A possible medical malpractice case depends on what was specifically stated in the consent form, whether your doctor fully explained the risks of your treatment, whether you were able to fully understand the risks outlined, and other factors.
Even if you signed a consent form, you should still speak with an attorney about the specifics of your case. They will be able to help you determine whether a settlement might still be possible.
If I Already Have a Settlement Offer, Why Do I Need an Attorney?
The simple answer is that you should never sign any settlement documents without an attorney present, especially when the case involves your health and finances and has the potential to impact your life for years.

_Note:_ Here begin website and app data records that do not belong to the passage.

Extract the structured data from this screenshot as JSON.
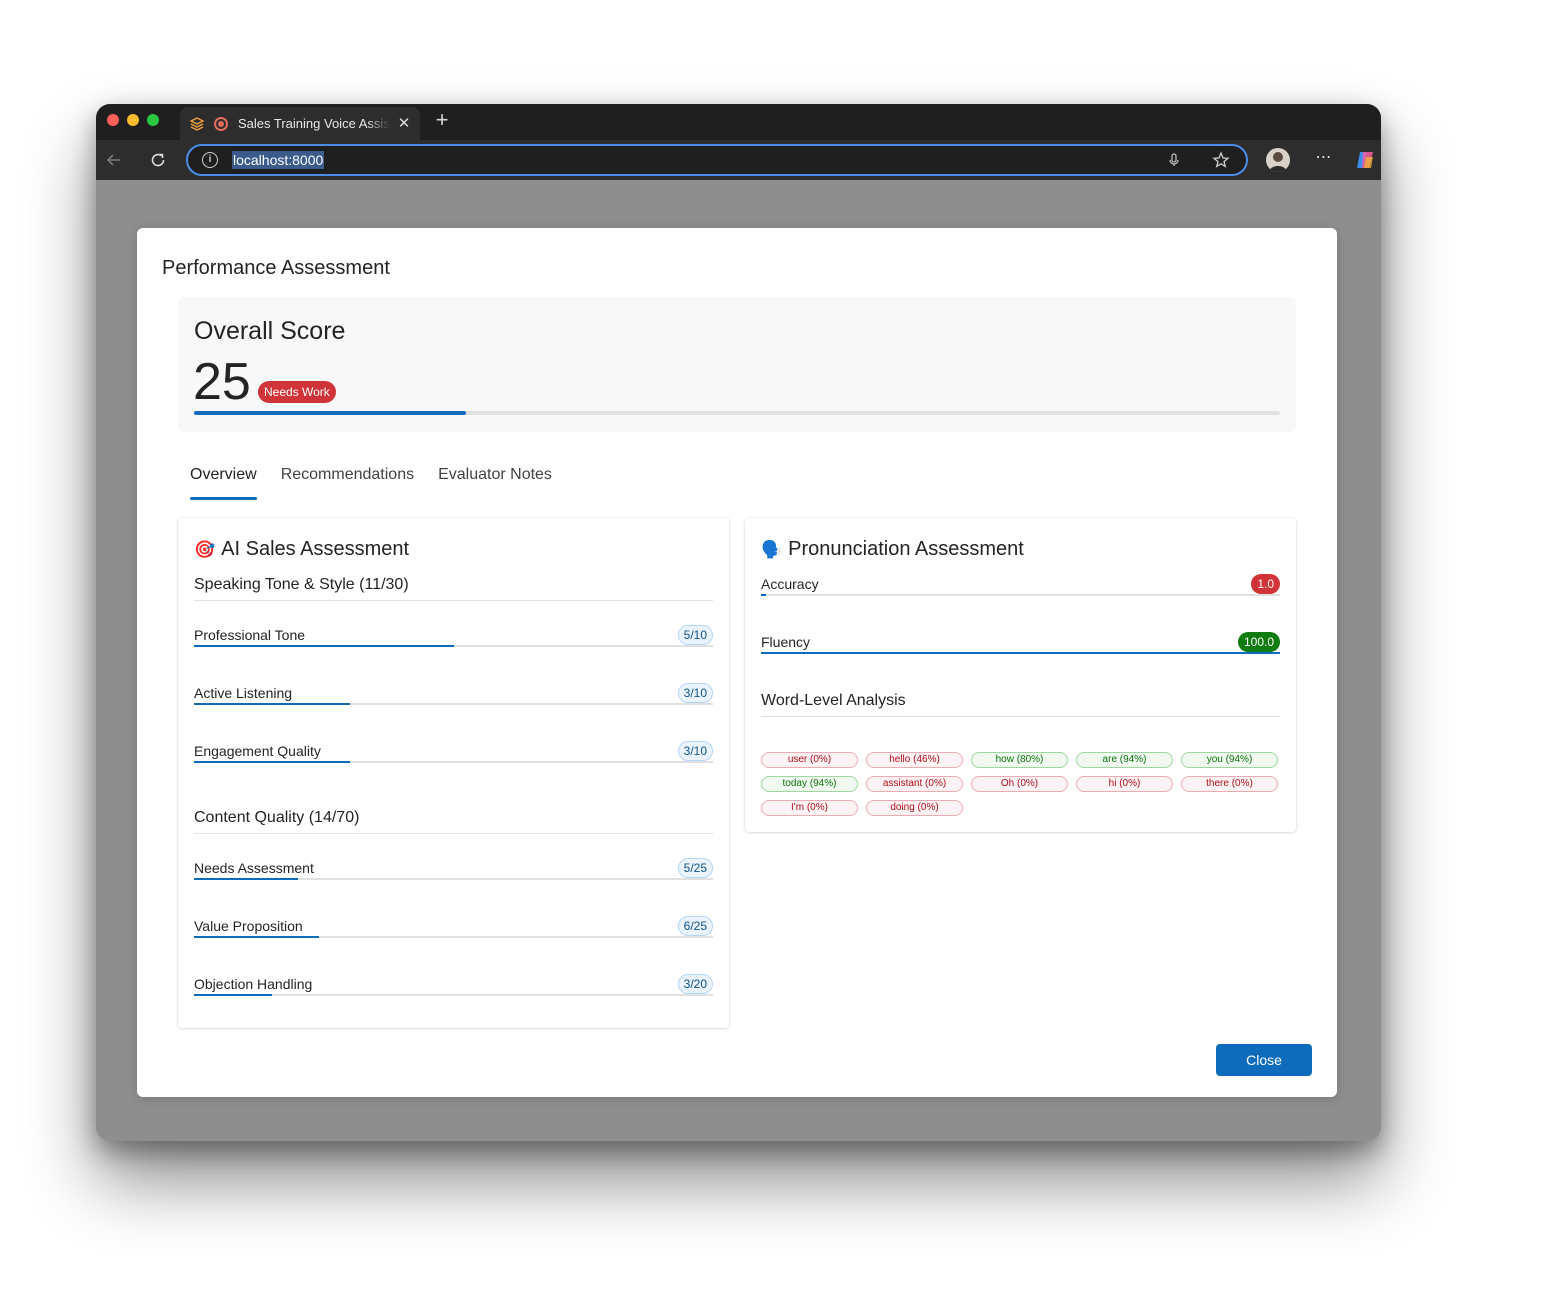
{
  "browser": {
    "tab_title": "Sales Training Voice Assistant",
    "url": "localhost:8000"
  },
  "modal": {
    "title": "Performance Assessment",
    "overall": {
      "heading": "Overall Score",
      "score": "25",
      "badge": "Needs Work",
      "progress_fraction": 0.25
    },
    "tabs": [
      "Overview",
      "Recommendations",
      "Evaluator Notes"
    ],
    "active_tab": "Overview",
    "ai_sales": {
      "title": "AI Sales Assessment",
      "icon": "target-icon",
      "sections": [
        {
          "heading": "Speaking Tone & Style (11/30)",
          "metrics": [
            {
              "label": "Professional Tone",
              "score": "5/10",
              "fraction": 0.5
            },
            {
              "label": "Active Listening",
              "score": "3/10",
              "fraction": 0.3
            },
            {
              "label": "Engagement Quality",
              "score": "3/10",
              "fraction": 0.3
            }
          ]
        },
        {
          "heading": "Content Quality (14/70)",
          "metrics": [
            {
              "label": "Needs Assessment",
              "score": "5/25",
              "fraction": 0.2
            },
            {
              "label": "Value Proposition",
              "score": "6/25",
              "fraction": 0.24
            },
            {
              "label": "Objection Handling",
              "score": "3/20",
              "fraction": 0.15
            }
          ]
        }
      ]
    },
    "pronunciation": {
      "title": "Pronunciation Assessment",
      "icon": "speaking-head-icon",
      "metrics": [
        {
          "label": "Accuracy",
          "value": "1.0",
          "fraction": 0.01,
          "color": "#d13438"
        },
        {
          "label": "Fluency",
          "value": "100.0",
          "fraction": 1.0,
          "color": "#107c10"
        }
      ],
      "word_heading": "Word-Level Analysis",
      "words": [
        {
          "text": "user (0%)",
          "status": "bad"
        },
        {
          "text": "hello (46%)",
          "status": "bad"
        },
        {
          "text": "how (80%)",
          "status": "good"
        },
        {
          "text": "are (94%)",
          "status": "good"
        },
        {
          "text": "you (94%)",
          "status": "good"
        },
        {
          "text": "today (94%)",
          "status": "good"
        },
        {
          "text": "assistant (0%)",
          "status": "bad"
        },
        {
          "text": "Oh (0%)",
          "status": "bad"
        },
        {
          "text": "hi (0%)",
          "status": "bad"
        },
        {
          "text": "there (0%)",
          "status": "bad"
        },
        {
          "text": "I'm (0%)",
          "status": "bad"
        },
        {
          "text": "doing (0%)",
          "status": "bad"
        }
      ]
    },
    "close_label": "Close"
  }
}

The more detailed answer is that an attorney can help you evaluate the settlement offered and determine whether it is a fair offer. Once you sign a settlement, it is very difficult, if not impossible, to revise it, even if you discover after the fact that your injuries and subsequent damages are more extensive than you thought.
The easiest way to avoid regret in your medical malpractice settlement is to enlist the help of an experienced attorney. They can help you pursue a settlement substantial enough to take care of you for the long term, not just the immediate future.
What are Examples of Medical Malpractice?
Some of the more common types of medical malpractice include:
Failure to diagnose a patient
This applies to situations where a competent doctor should have been able to discover an illness or injury, which would have led to proper care.
Delayed diagnosis of a patient
Even if your doctor eventually diagnoses you correctly, they can still be sued for malpractice if a competent doctor would have identified your condition earlier, resulting in more expedient treatment and a more positive outcome.
If a doctor uses poor judgment in selecting a treatment plan or if they fail to administer treatment in its entirety, negligence has occurred and a malpractice suit can be pursued.
Failure to adequately communicate with the patient
Doctors have a duty of informed consent to their patients. If a patient is receiving care for an illness or injury, the doctor must also inform them of any side effects or risks associated with treatment. In cases where a patient would not have elected for treatment if the risks were known, medical malpractice has occurred.
Other examples of medical malpractice
In addition to various types of medical malpractice, these cases can also occur in nearly every field of healthcare. Common areas when patients experience medical malpractice are:
- Childbirth injuries or negligent prenatal care
- Errors during surgery
- Hospital-related infections
- Being discharged too soon
- Medication errors
- Anesthesia errors
When Should I Contact an Attorney for a Medical Malpractice Case?
If you believe you have been the victim of medical malpractice, contact an attorney as soon as possible. The earlier you consult with an attorney, the sooner you have an expert on your side to help you get the settlement you deserve.
Medical malpractice cases require a significant amount of analysis and expertise on the front-end to determine if you have a case to pursue. Ask your attorney whether they have ever handled a medical malpractice case before and whether they have the financial resources to take your case through trial. The defense attorneys and insurance companies will know, so you should too.
*This information was written or reviewed for accuracy by Marc Matthews, an experienced medical malpractice attorney and managing partner at Matthews Injury Law.